▶ Activity
Scan the entries for "調整レイヤー". Every line that holds it is to be copied.

[App and web page records]

>>>>>

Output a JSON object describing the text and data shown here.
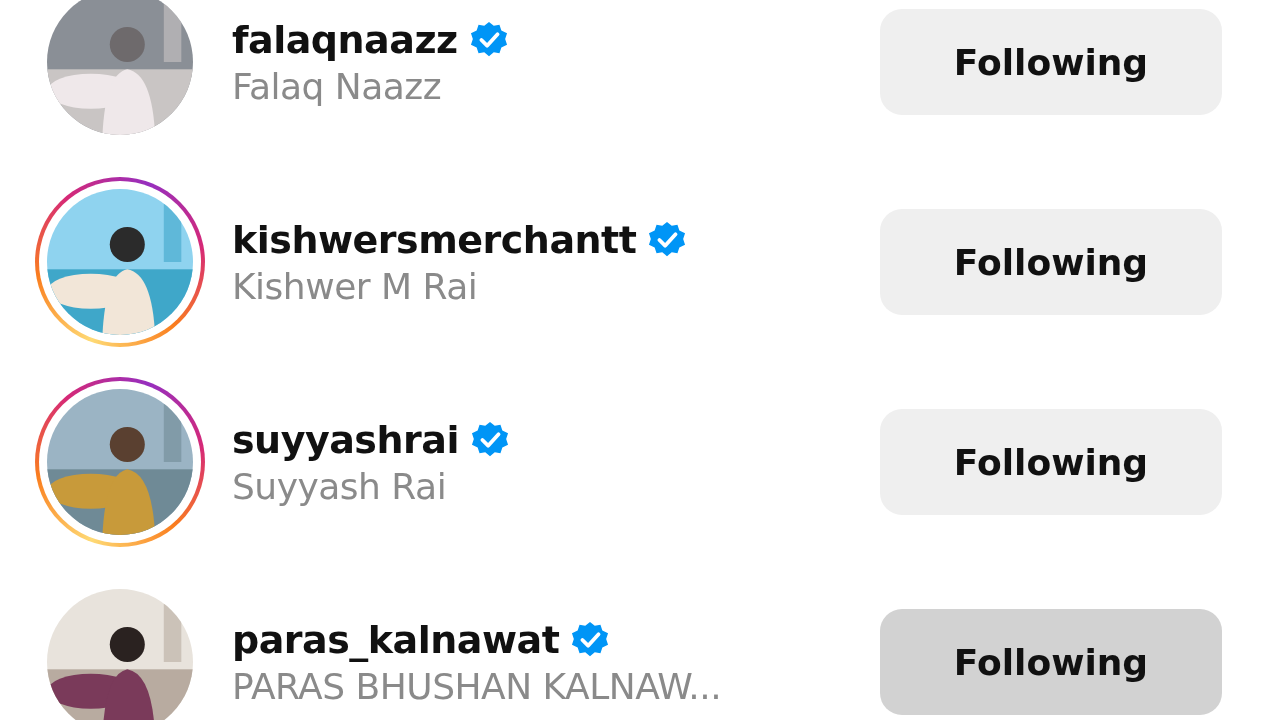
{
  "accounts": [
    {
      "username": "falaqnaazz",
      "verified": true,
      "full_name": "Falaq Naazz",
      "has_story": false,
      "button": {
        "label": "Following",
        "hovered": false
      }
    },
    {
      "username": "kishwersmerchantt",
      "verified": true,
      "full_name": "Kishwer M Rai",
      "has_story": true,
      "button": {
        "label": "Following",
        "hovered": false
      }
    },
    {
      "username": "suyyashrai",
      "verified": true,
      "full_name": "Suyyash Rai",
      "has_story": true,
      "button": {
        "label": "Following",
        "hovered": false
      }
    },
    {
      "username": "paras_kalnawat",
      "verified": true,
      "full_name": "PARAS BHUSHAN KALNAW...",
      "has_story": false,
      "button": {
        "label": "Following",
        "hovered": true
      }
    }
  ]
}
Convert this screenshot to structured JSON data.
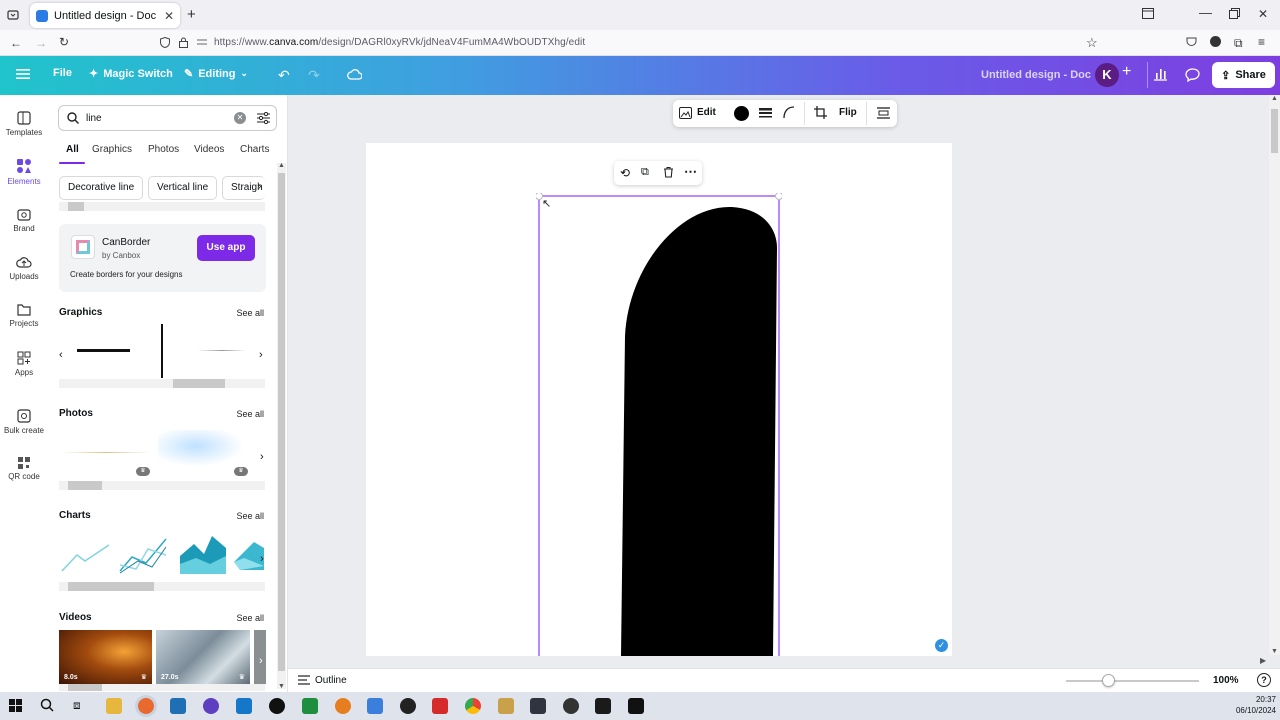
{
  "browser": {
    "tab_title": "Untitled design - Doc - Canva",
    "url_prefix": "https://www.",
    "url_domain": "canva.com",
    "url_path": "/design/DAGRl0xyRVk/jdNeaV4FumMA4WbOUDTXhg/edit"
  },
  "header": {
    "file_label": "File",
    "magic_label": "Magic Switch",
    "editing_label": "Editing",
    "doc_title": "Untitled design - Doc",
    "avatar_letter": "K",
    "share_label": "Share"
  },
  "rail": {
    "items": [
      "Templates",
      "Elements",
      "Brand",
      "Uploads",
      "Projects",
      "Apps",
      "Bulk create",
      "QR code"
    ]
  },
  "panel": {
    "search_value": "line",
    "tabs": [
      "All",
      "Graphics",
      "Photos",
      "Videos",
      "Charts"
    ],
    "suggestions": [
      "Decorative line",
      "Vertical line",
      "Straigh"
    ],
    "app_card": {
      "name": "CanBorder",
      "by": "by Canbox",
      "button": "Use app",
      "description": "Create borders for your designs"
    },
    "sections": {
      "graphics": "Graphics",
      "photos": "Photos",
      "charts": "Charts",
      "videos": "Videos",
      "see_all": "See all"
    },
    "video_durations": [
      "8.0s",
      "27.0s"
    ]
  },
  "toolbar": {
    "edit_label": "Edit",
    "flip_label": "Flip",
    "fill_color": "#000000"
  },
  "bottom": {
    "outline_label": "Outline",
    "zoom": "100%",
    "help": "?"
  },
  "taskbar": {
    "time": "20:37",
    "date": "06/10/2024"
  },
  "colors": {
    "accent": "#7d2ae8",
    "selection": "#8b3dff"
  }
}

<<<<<
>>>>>

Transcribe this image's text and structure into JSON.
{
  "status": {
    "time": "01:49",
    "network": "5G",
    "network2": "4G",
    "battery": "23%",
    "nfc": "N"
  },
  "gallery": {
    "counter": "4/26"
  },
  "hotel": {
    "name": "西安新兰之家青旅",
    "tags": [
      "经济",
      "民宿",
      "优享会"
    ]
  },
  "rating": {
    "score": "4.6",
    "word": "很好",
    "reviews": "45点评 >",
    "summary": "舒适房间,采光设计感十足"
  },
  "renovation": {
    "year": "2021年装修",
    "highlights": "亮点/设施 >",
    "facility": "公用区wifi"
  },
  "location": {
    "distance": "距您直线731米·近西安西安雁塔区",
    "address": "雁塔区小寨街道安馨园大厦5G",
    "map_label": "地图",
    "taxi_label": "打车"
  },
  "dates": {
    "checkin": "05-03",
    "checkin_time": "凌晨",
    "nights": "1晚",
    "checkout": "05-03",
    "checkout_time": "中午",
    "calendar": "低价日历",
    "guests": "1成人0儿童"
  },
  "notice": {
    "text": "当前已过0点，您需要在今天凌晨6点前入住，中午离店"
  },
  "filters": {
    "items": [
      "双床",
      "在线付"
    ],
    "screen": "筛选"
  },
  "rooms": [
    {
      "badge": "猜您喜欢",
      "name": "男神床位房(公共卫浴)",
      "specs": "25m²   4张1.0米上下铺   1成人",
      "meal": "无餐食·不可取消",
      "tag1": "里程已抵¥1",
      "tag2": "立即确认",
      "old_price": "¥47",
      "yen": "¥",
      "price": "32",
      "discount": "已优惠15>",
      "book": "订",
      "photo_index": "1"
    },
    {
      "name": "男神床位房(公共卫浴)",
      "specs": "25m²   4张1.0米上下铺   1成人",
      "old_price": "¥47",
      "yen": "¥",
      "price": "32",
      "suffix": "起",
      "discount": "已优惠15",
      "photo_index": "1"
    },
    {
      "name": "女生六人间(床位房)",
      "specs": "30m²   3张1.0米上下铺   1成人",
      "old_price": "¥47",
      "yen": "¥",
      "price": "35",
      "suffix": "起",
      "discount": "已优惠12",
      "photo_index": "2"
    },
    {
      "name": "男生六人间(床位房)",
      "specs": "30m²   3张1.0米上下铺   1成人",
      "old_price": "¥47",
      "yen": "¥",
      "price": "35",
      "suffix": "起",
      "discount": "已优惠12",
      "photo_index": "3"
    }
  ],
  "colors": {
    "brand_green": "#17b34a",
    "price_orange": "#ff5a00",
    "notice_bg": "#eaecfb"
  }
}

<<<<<
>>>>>

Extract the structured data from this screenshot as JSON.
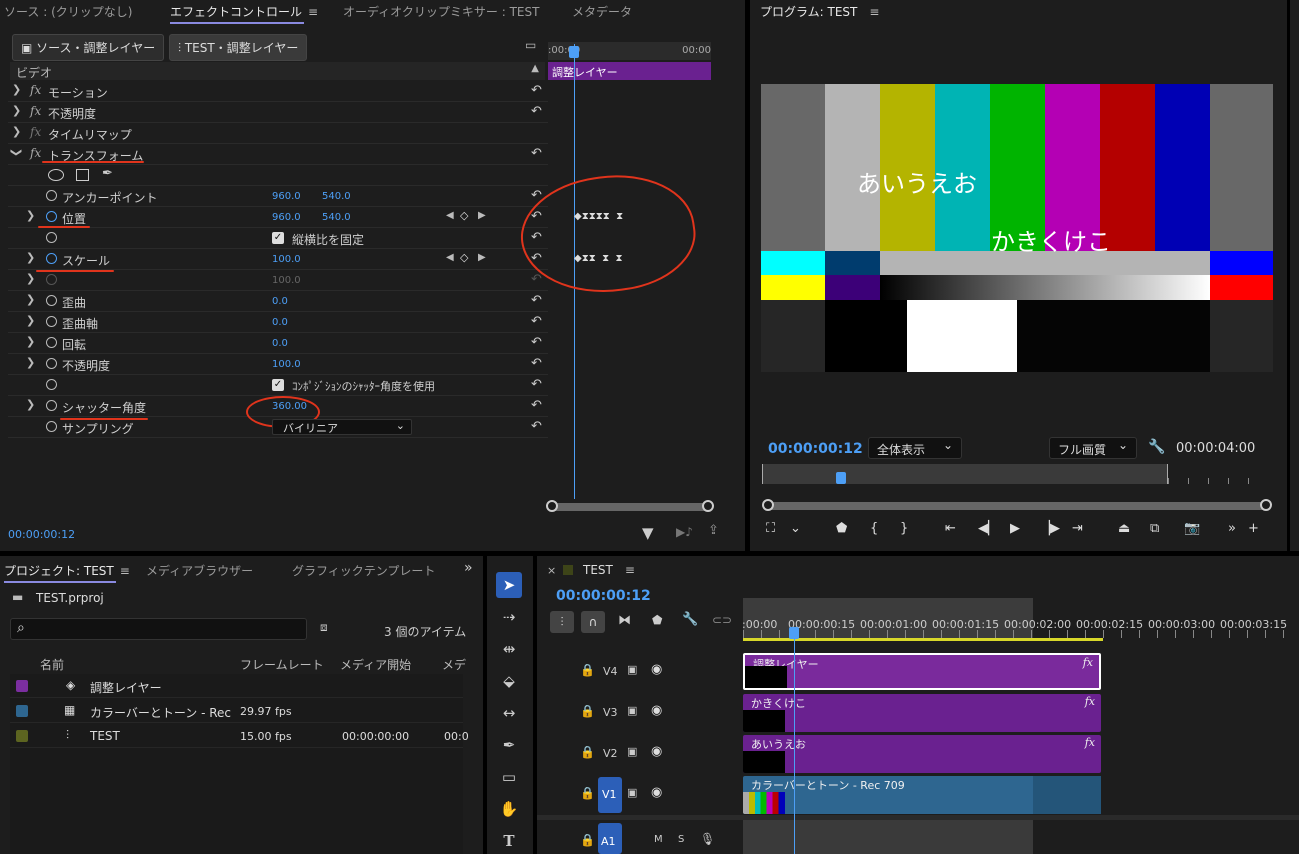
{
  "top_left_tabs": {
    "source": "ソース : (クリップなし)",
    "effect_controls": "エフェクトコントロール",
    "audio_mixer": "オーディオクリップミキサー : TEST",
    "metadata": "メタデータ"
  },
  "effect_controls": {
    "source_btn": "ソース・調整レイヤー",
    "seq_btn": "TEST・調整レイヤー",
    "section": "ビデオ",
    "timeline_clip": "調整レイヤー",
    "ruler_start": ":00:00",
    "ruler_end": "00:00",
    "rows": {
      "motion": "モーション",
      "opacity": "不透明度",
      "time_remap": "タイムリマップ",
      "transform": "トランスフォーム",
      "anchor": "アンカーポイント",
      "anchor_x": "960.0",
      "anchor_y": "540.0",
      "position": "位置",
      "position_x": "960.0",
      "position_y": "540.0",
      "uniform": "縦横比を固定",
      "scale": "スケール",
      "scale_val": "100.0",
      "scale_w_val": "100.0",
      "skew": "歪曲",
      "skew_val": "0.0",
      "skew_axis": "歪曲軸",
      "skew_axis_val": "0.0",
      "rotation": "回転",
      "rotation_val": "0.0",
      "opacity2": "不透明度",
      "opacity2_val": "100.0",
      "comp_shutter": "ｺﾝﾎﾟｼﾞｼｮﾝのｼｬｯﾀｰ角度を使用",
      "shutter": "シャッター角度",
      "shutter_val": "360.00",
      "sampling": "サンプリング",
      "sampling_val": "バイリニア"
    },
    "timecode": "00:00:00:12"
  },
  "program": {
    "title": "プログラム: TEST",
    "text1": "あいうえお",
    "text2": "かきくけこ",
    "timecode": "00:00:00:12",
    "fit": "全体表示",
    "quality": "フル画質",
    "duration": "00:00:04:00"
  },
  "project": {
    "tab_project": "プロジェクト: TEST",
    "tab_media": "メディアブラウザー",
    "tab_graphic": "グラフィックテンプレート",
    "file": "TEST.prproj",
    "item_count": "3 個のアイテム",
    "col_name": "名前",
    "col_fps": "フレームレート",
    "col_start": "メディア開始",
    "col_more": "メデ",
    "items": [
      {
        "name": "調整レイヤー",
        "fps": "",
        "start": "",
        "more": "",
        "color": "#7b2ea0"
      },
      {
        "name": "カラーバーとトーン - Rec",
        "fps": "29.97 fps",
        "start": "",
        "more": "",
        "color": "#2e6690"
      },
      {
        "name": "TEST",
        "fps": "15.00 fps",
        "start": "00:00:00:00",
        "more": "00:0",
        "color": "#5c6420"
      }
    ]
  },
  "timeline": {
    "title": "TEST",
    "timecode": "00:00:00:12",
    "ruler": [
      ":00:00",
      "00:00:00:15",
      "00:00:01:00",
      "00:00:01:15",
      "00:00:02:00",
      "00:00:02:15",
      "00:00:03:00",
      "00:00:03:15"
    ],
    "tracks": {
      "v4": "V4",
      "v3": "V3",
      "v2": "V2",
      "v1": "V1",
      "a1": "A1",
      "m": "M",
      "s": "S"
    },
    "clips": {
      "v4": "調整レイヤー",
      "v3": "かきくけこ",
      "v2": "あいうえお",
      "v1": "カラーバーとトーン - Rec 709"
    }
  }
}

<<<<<

▶ Answer section
    "source_btn": "ソース・調整レイヤー",
    "seq_btn": "TEST・調整レイヤー",
    "timeline_clip": "調整レイヤー",
        "name": "調整レイヤー",
      "v4": "調整レイヤー",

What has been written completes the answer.